|Jane Dorfman is Reference Librarian/Exhibitions Coordinator in the LuEsther T. Mertz Library.|
At 14 years of age, Dickinson, inspired by her readings and botanical studies at Amherst Academy, gathered, dried, pressed, mounted, and identified over 400 plants for her herbarium. She was enthusiastic about the project. She asked her friend Abiah Root in a letter if she had made a herbarium yet and encouraged her to pursue such a project. Dickinson even enclosed a geranium leaf for her friend to press.
In the Library’s William D. Rondina and Giovanni Foroni LoFaro Gallery exhibition of Dickinson’s life, which runs through August 1, a digitized version of the poet’s herbarium is on display. Made available through Turn the Pages Technology, visitors can view Dickinson’s original herbarium virtually by “turning” the pages on a touchscreen.

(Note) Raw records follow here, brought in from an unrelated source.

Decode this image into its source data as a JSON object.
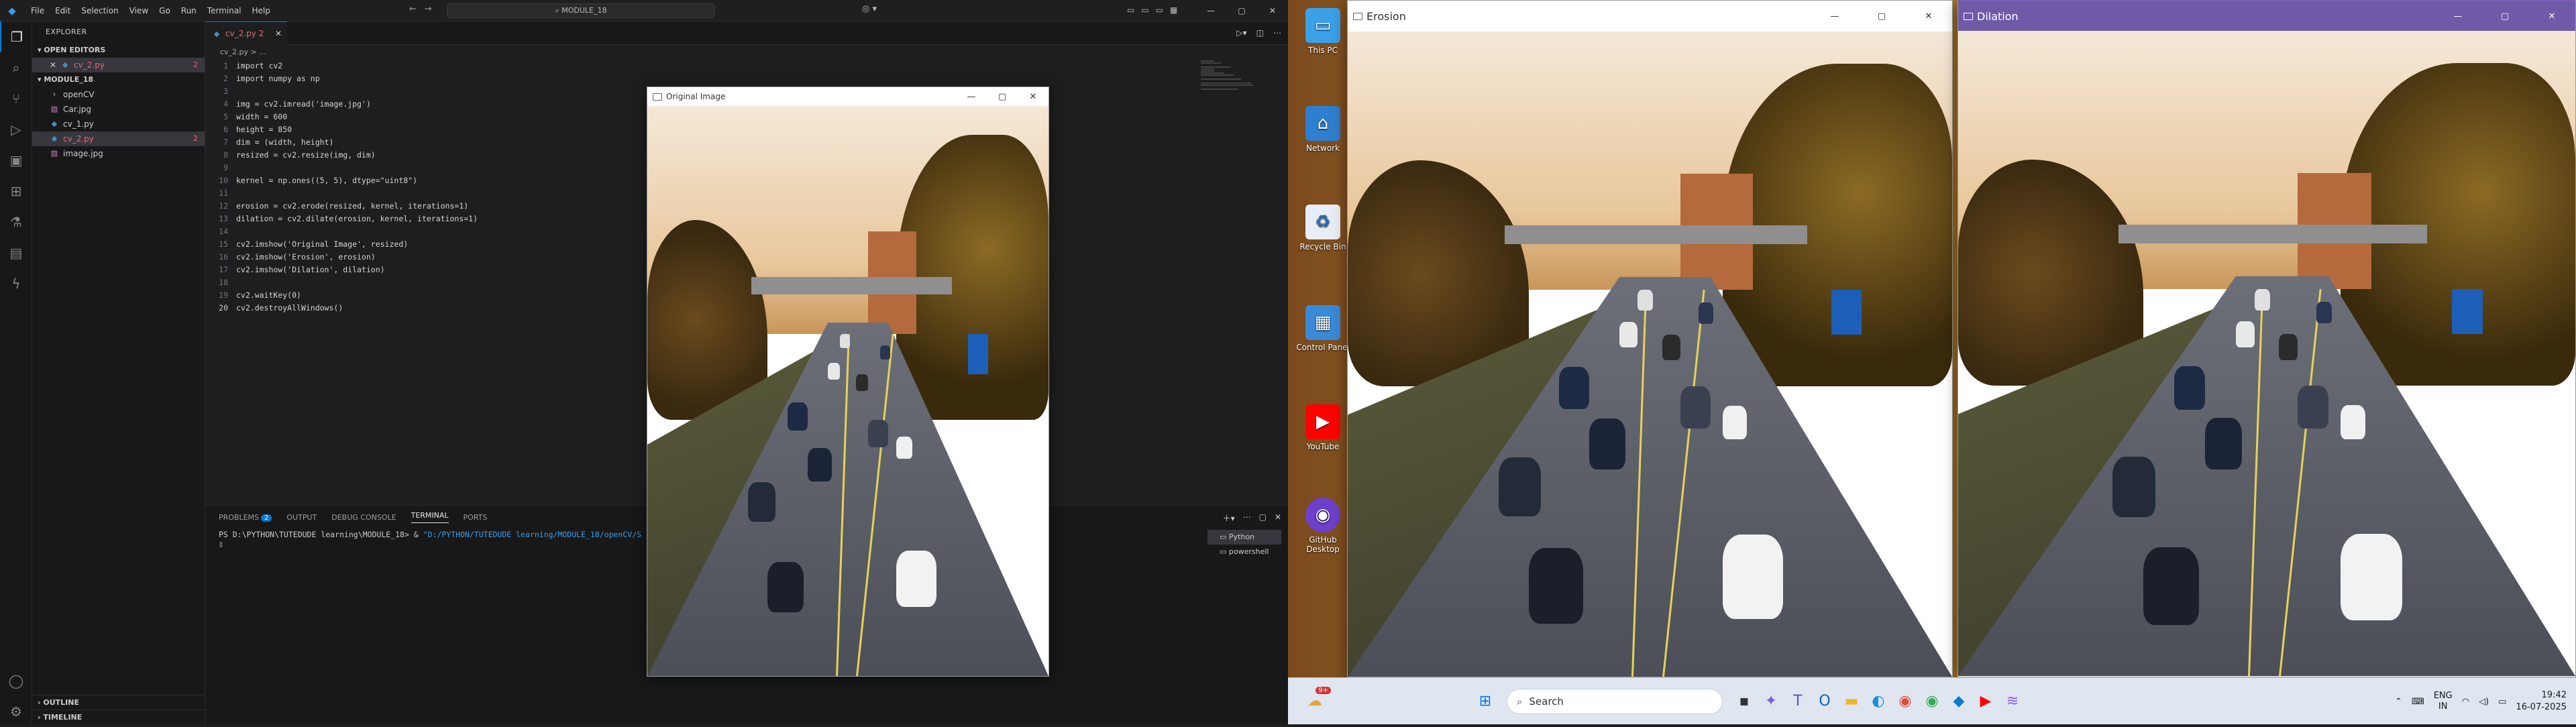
{
  "vscode": {
    "menu": [
      "File",
      "Edit",
      "Selection",
      "View",
      "Go",
      "Run",
      "Terminal",
      "Help"
    ],
    "command_center": "MODULE_18",
    "explorer_title": "EXPLORER",
    "open_editors_label": "OPEN EDITORS",
    "open_editor_file": "cv_2.py",
    "open_editor_badge": "2",
    "folder_label": "MODULE_18",
    "files": [
      {
        "name": "openCV",
        "type": "folder",
        "badge": ""
      },
      {
        "name": "Car.jpg",
        "type": "image",
        "badge": ""
      },
      {
        "name": "cv_1.py",
        "type": "python",
        "badge": ""
      },
      {
        "name": "cv_2.py",
        "type": "python",
        "badge": "2"
      },
      {
        "name": "image.jpg",
        "type": "image",
        "badge": ""
      }
    ],
    "outline_label": "OUTLINE",
    "timeline_label": "TIMELINE",
    "tab_label": "cv_2.py",
    "tab_badge": "2",
    "breadcrumb": "cv_2.py > ...",
    "code": [
      "import cv2",
      "import numpy as np",
      "",
      "img = cv2.imread('image.jpg')",
      "width = 600",
      "height = 850",
      "dim = (width, height)",
      "resized = cv2.resize(img, dim)",
      "",
      "kernel = np.ones((5, 5), dtype=\"uint8\")",
      "",
      "erosion = cv2.erode(resized, kernel, iterations=1)",
      "dilation = cv2.dilate(erosion, kernel, iterations=1)",
      "",
      "cv2.imshow('Original Image', resized)",
      "cv2.imshow('Erosion', erosion)",
      "cv2.imshow('Dilation', dilation)",
      "",
      "cv2.waitKey(0)",
      "cv2.destroyAllWindows()"
    ],
    "panel_tabs": [
      "PROBLEMS",
      "OUTPUT",
      "DEBUG CONSOLE",
      "TERMINAL",
      "PORTS"
    ],
    "problems_count": "2",
    "terminal_prompt": "PS D:\\PYTHON\\TUTEDUDE learning\\MODULE_18> & ",
    "terminal_command": "\"D:/PYTHON/TUTEDUDE learning/MODULE_18/openCV/S",
    "terminal_list": [
      "Python",
      "powershell"
    ]
  },
  "windows": {
    "original_title": "Original Image",
    "erosion_title": "Erosion",
    "dilation_title": "Dilation"
  },
  "desktop_icons": [
    {
      "label": "This PC",
      "icon": "monitor-icon"
    },
    {
      "label": "Network",
      "icon": "network-icon"
    },
    {
      "label": "Recycle Bin",
      "icon": "recycle-bin-icon"
    },
    {
      "label": "Control Panel",
      "icon": "control-panel-icon"
    },
    {
      "label": "YouTube",
      "icon": "youtube-icon"
    },
    {
      "label": "GitHub Desktop",
      "icon": "github-icon"
    }
  ],
  "taskbar": {
    "search_placeholder": "Search",
    "weather_badge": "9+",
    "language": "ENG",
    "region": "IN",
    "time": "19:42",
    "date": "16-07-2025"
  },
  "colors": {
    "accent": "#0078d4",
    "error": "#e06c75"
  }
}
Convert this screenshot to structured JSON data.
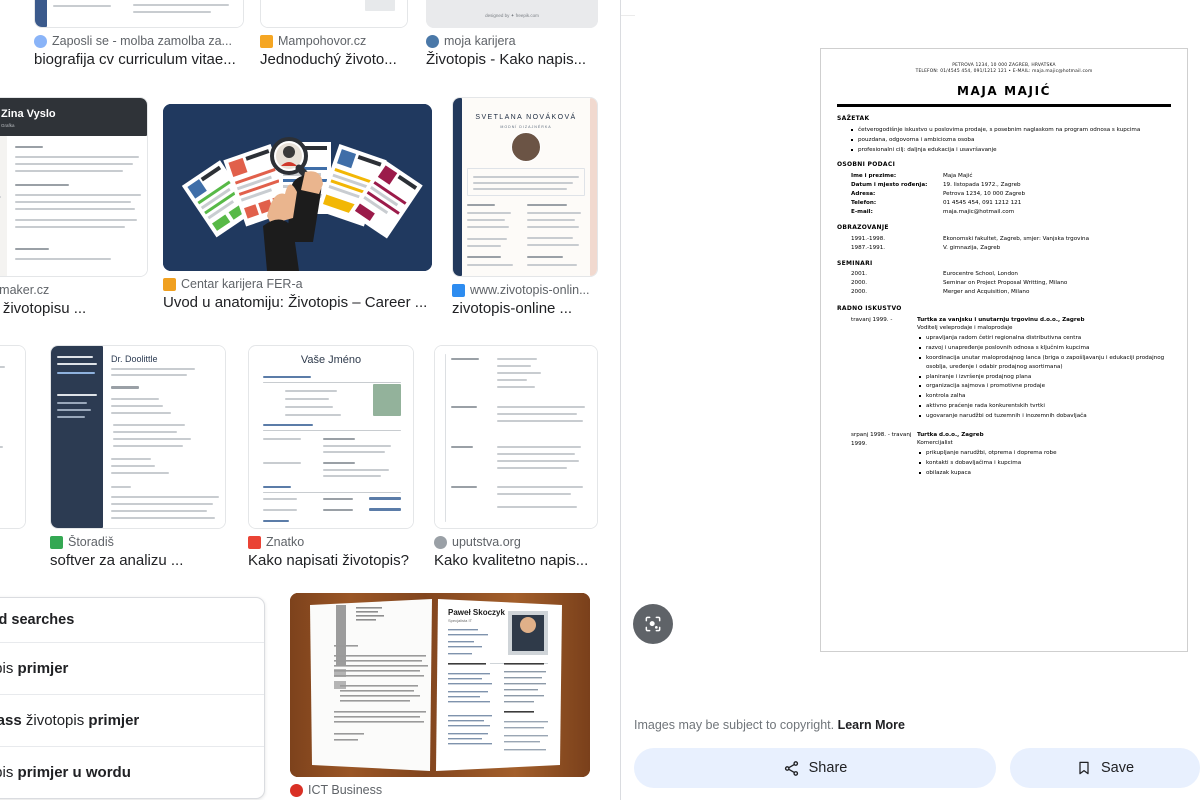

A printed version of Dickinson’s herbarium is included in the Rare Book and Folio Room display.
This small exhibit shows how 19th-century botany enthusiasts created herbaria. The collecting tin (known as a vasculum) belonging to the celebrated botanist John Torrey is on display as well as a botany text by noted instructor Mrs. Almira Lincoln Phelps, a text that Dickinson used in her studies.
Also on view are the materials used in creating a herbarium today, including glue, twine, mounting paper, blotting paper, and a herbarium press. In addition, dried specimens of Monotropa uniflora (Indian pipe) and Heliotropium arborescens L. (heliotrope), two of Dickinson’s favorite plants, are presented, courtesy of the Garden’s William and Lynda Steere Herbarium..
The Rare Book and Folio Room display can be viewed during Library hours through Labor Day.